__EXCERPTED RECORDS__.

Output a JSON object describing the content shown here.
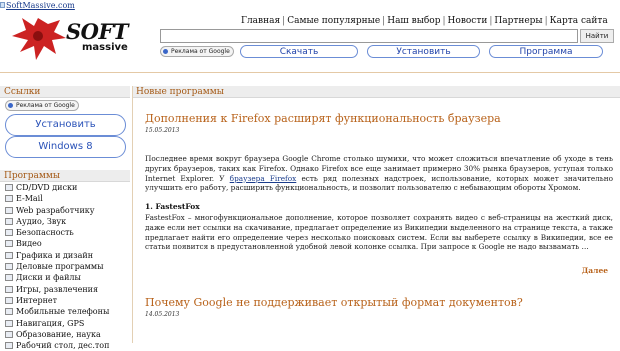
{
  "site": {
    "url_text": "SoftMassive.com",
    "logo_top": "SOFT",
    "logo_bottom": "massive"
  },
  "topnav": [
    "Главная",
    "Самые популярные",
    "Наш выбор",
    "Новости",
    "Партнеры",
    "Карта сайта"
  ],
  "search": {
    "value": "",
    "button": "Найти"
  },
  "ad_label": "Реклама от Google",
  "header_pills": [
    "Скачать",
    "Установить",
    "Программа"
  ],
  "sidebar": {
    "links_title": "Ссылки",
    "ad_label": "Реклама от Google",
    "buttons": [
      "Установить",
      "Windows 8"
    ],
    "programs_title": "Программы",
    "categories": [
      "CD/DVD диски",
      "E-Mail",
      "Web разработчику",
      "Аудио, Звук",
      "Безопасность",
      "Видео",
      "Графика и дизайн",
      "Деловые программы",
      "Диски и файлы",
      "Игры, развлечения",
      "Интернет",
      "Мобильные телефоны",
      "Навигация, GPS",
      "Образование, наука",
      "Рабочий стол, дес.топ"
    ]
  },
  "main": {
    "section_title": "Новые программы",
    "articles": [
      {
        "title": "Дополнения к Firefox расширят функциональность браузера",
        "date": "15.05.2013",
        "p1_before": "Последнее время вокруг браузера Google Chrome столько шумихи, что может сложиться впечатление об уходе в тень других браузеров, таких как Firefox. Однако Firefox все еще занимает примерно 30% рынка браузеров, уступая только Internet Explorer. У ",
        "p1_link": "браузера Firefox",
        "p1_after": " есть ряд полезных надстроек, использование, которых может значительно улучшить его работу, расширить функциональность, и позволит пользователю с небывающим обороты Хромом.",
        "sub": "1. FastestFox",
        "p2": "FastestFox – многофункциональное дополнение, которое позволяет сохранять видео с веб-страницы на жесткий диск, даже если нет ссылки на скачивание, предлагает определение из Википедии выделенного на странице текста, а также предлагает найти его определение через несколько поисковых систем. Если вы выберете ссылку в Википедии, все ее статьи появится в предустановленной удобной левой колонке ссылка. При запросе к Google не надо вызвамать …",
        "more": "Далее"
      },
      {
        "title": "Почему Google не поддерживает открытый формат документов?",
        "date": "14.05.2013"
      }
    ]
  }
}
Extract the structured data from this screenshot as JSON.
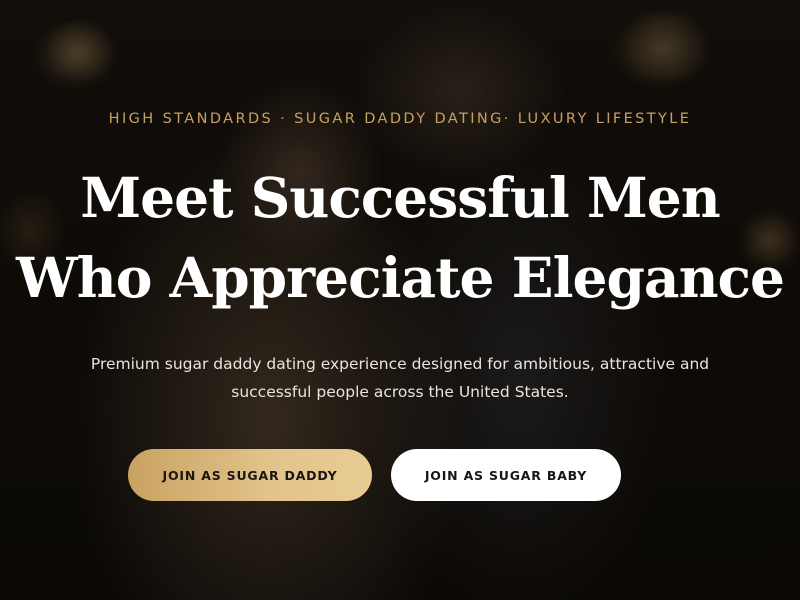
{
  "hero": {
    "eyebrow": "HIGH STANDARDS · SUGAR DADDY DATING· LUXURY LIFESTYLE",
    "headline_line1": "Meet Successful Men",
    "headline_line2": "Who Appreciate Elegance",
    "subtitle_line1": "Premium sugar daddy dating experience designed for ambitious, attractive and",
    "subtitle_line2": "successful people across the United States.",
    "buttons": {
      "daddy": "JOIN AS SUGAR DADDY",
      "baby": "JOIN AS SUGAR BABY"
    }
  },
  "colors": {
    "accent_gold": "#c8a062",
    "button_gold": "#e3c48c",
    "button_white": "#ffffff",
    "text": "#ffffff"
  }
}
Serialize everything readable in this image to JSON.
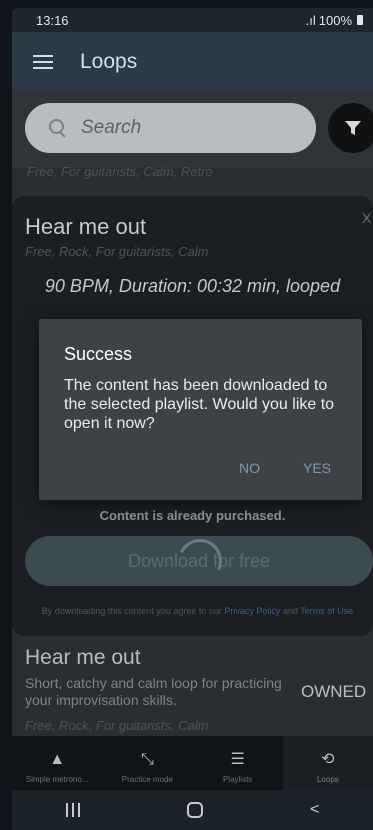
{
  "status_bar": {
    "time": "13:16",
    "signal": ".ıl",
    "battery": "100%"
  },
  "app_bar": {
    "title": "Loops",
    "menu_icon": "hamburger-menu-icon"
  },
  "search": {
    "placeholder": "Search",
    "filter_icon": "funnel-filter-icon"
  },
  "list_tags_top": "Free, For guitarists, Calm, Retro",
  "detail_card": {
    "title": "Hear me out",
    "close_label": "X",
    "tags": "Free, Rock, For guitarists, Calm",
    "bpm_line": "90 BPM, Duration: 00:32 min, looped",
    "purchased_text": "Content is already purchased.",
    "download_label": "Download for free",
    "agreement_prefix": "By downloading this content you agree to our ",
    "privacy_link": "Privacy Policy",
    "agreement_and": " and ",
    "terms_link": "Terms of Use"
  },
  "list_item": {
    "title": "Hear me out",
    "description": "Short, catchy and calm loop for practicing your improvisation skills.",
    "status": "OWNED",
    "tags": "Free, Rock, For guitarists, Calm"
  },
  "bottom_nav": [
    {
      "label": "Simple metrono...",
      "icon": "metronome-icon",
      "active": false
    },
    {
      "label": "Practice mode",
      "icon": "practice-arrows-icon",
      "active": false
    },
    {
      "label": "Playlists",
      "icon": "playlist-icon",
      "active": false
    },
    {
      "label": "Loops",
      "icon": "loop-icon",
      "active": true
    }
  ],
  "dialog": {
    "title": "Success",
    "message": "The content has been downloaded to the selected playlist. Would you like to open it now?",
    "no_label": "NO",
    "yes_label": "YES"
  },
  "system_nav": {
    "back_glyph": "<"
  },
  "colors": {
    "accent_dialog_button": "#7f97ab",
    "app_bar": "#2b3a44",
    "dialog_bg": "#3e4246"
  }
}
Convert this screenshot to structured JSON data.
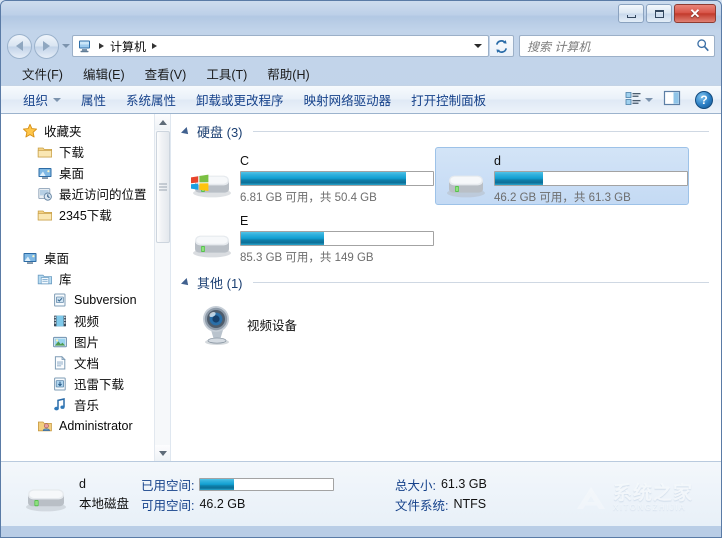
{
  "window": {
    "controls": {
      "minimize": "",
      "maximize": "",
      "close": "✕"
    }
  },
  "address": {
    "breadcrumb_icon": "computer-icon",
    "breadcrumb": "计算机",
    "back_tooltip": "后退",
    "forward_tooltip": "前进"
  },
  "search": {
    "placeholder": "搜索 计算机",
    "icon": "search-icon"
  },
  "menu": {
    "items": [
      {
        "label": "文件(F)",
        "name": "menu-file"
      },
      {
        "label": "编辑(E)",
        "name": "menu-edit"
      },
      {
        "label": "查看(V)",
        "name": "menu-view"
      },
      {
        "label": "工具(T)",
        "name": "menu-tools"
      },
      {
        "label": "帮助(H)",
        "name": "menu-help"
      }
    ]
  },
  "toolbar": {
    "organize": "组织",
    "items": [
      {
        "label": "属性",
        "name": "toolbar-properties"
      },
      {
        "label": "系统属性",
        "name": "toolbar-system-properties"
      },
      {
        "label": "卸载或更改程序",
        "name": "toolbar-uninstall-change-program"
      },
      {
        "label": "映射网络驱动器",
        "name": "toolbar-map-network-drive"
      },
      {
        "label": "打开控制面板",
        "name": "toolbar-open-control-panel"
      }
    ],
    "view_icon": "view-options-icon",
    "preview_icon": "preview-pane-icon",
    "help_label": "?"
  },
  "sidebar": {
    "items": [
      {
        "label": "收藏夹",
        "icon": "star-icon",
        "level": 0,
        "name": "sidebar-item-favorites"
      },
      {
        "label": "下载",
        "icon": "folder-icon",
        "level": 1,
        "name": "sidebar-item-downloads"
      },
      {
        "label": "桌面",
        "icon": "desktop-icon",
        "level": 1,
        "name": "sidebar-item-desktop-fav"
      },
      {
        "label": "最近访问的位置",
        "icon": "recent-places-icon",
        "level": 1,
        "name": "sidebar-item-recent-places"
      },
      {
        "label": "2345下载",
        "icon": "folder-icon",
        "level": 1,
        "name": "sidebar-item-2345-downloads"
      },
      {
        "label": "",
        "icon": "spacer",
        "level": 0,
        "name": "sidebar-spacer"
      },
      {
        "label": "桌面",
        "icon": "desktop-icon",
        "level": 0,
        "name": "sidebar-item-desktop"
      },
      {
        "label": "库",
        "icon": "library-icon",
        "level": 1,
        "name": "sidebar-item-libraries"
      },
      {
        "label": "Subversion",
        "icon": "subversion-icon",
        "level": 2,
        "name": "sidebar-item-subversion"
      },
      {
        "label": "视频",
        "icon": "video-icon",
        "level": 2,
        "name": "sidebar-item-videos"
      },
      {
        "label": "图片",
        "icon": "pictures-icon",
        "level": 2,
        "name": "sidebar-item-pictures"
      },
      {
        "label": "文档",
        "icon": "documents-icon",
        "level": 2,
        "name": "sidebar-item-documents"
      },
      {
        "label": "迅雷下载",
        "icon": "thunder-download-icon",
        "level": 2,
        "name": "sidebar-item-thunder-download"
      },
      {
        "label": "音乐",
        "icon": "music-icon",
        "level": 2,
        "name": "sidebar-item-music"
      },
      {
        "label": "Administrator",
        "icon": "user-icon",
        "level": 1,
        "name": "sidebar-item-administrator"
      }
    ]
  },
  "content": {
    "groups": [
      {
        "title": "硬盘 (3)",
        "name": "group-hard-disk-drives"
      },
      {
        "title": "其他 (1)",
        "name": "group-other"
      }
    ],
    "drives": [
      {
        "name": "C",
        "info": "6.81 GB 可用，共 50.4 GB",
        "free": "6.81 GB",
        "total": "50.4 GB",
        "used_percent": 86,
        "selected": false,
        "system": true,
        "icon": "hard-drive-windows-icon"
      },
      {
        "name": "d",
        "info": "46.2 GB 可用，共 61.3 GB",
        "free": "46.2 GB",
        "total": "61.3 GB",
        "used_percent": 25,
        "selected": true,
        "system": false,
        "icon": "hard-drive-icon"
      },
      {
        "name": "E",
        "info": "85.3 GB 可用，共 149 GB",
        "free": "85.3 GB",
        "total": "149 GB",
        "used_percent": 43,
        "selected": false,
        "system": false,
        "icon": "hard-drive-icon"
      }
    ],
    "others": [
      {
        "label": "视频设备",
        "icon": "webcam-icon",
        "name": "device-video-device"
      }
    ]
  },
  "status": {
    "icon": "hard-drive-icon",
    "name": "d",
    "type": "本地磁盘",
    "used_label": "已用空间:",
    "free_label": "可用空间:",
    "free_value": "46.2 GB",
    "total_label": "总大小:",
    "total_value": "61.3 GB",
    "fs_label": "文件系统:",
    "fs_value": "NTFS",
    "used_percent": 25
  },
  "watermark": {
    "text": "系统之家",
    "subtext": "XITONGZHIJIA"
  },
  "colors": {
    "accent": "#15418a",
    "group_title": "#1b3f72",
    "bar_fill": "#12a0d2",
    "selection": "#c4daf4",
    "close_button": "#c23a2c"
  }
}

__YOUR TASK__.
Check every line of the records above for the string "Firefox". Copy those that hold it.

__EXERCISE OUTPUT__.
        "title": "Дополнения к Firefox расширят функциональность браузера",
        "p1_before": "Последнее время вокруг браузера Google Chrome столько шумихи, что может сложиться впечатление об уходе в тень других браузеров, таких как Firefox. Однако Firefox все еще занимает примерно 30% рынка браузеров, уступая только Internet Explorer. У ",
        "p1_link": "браузера Firefox",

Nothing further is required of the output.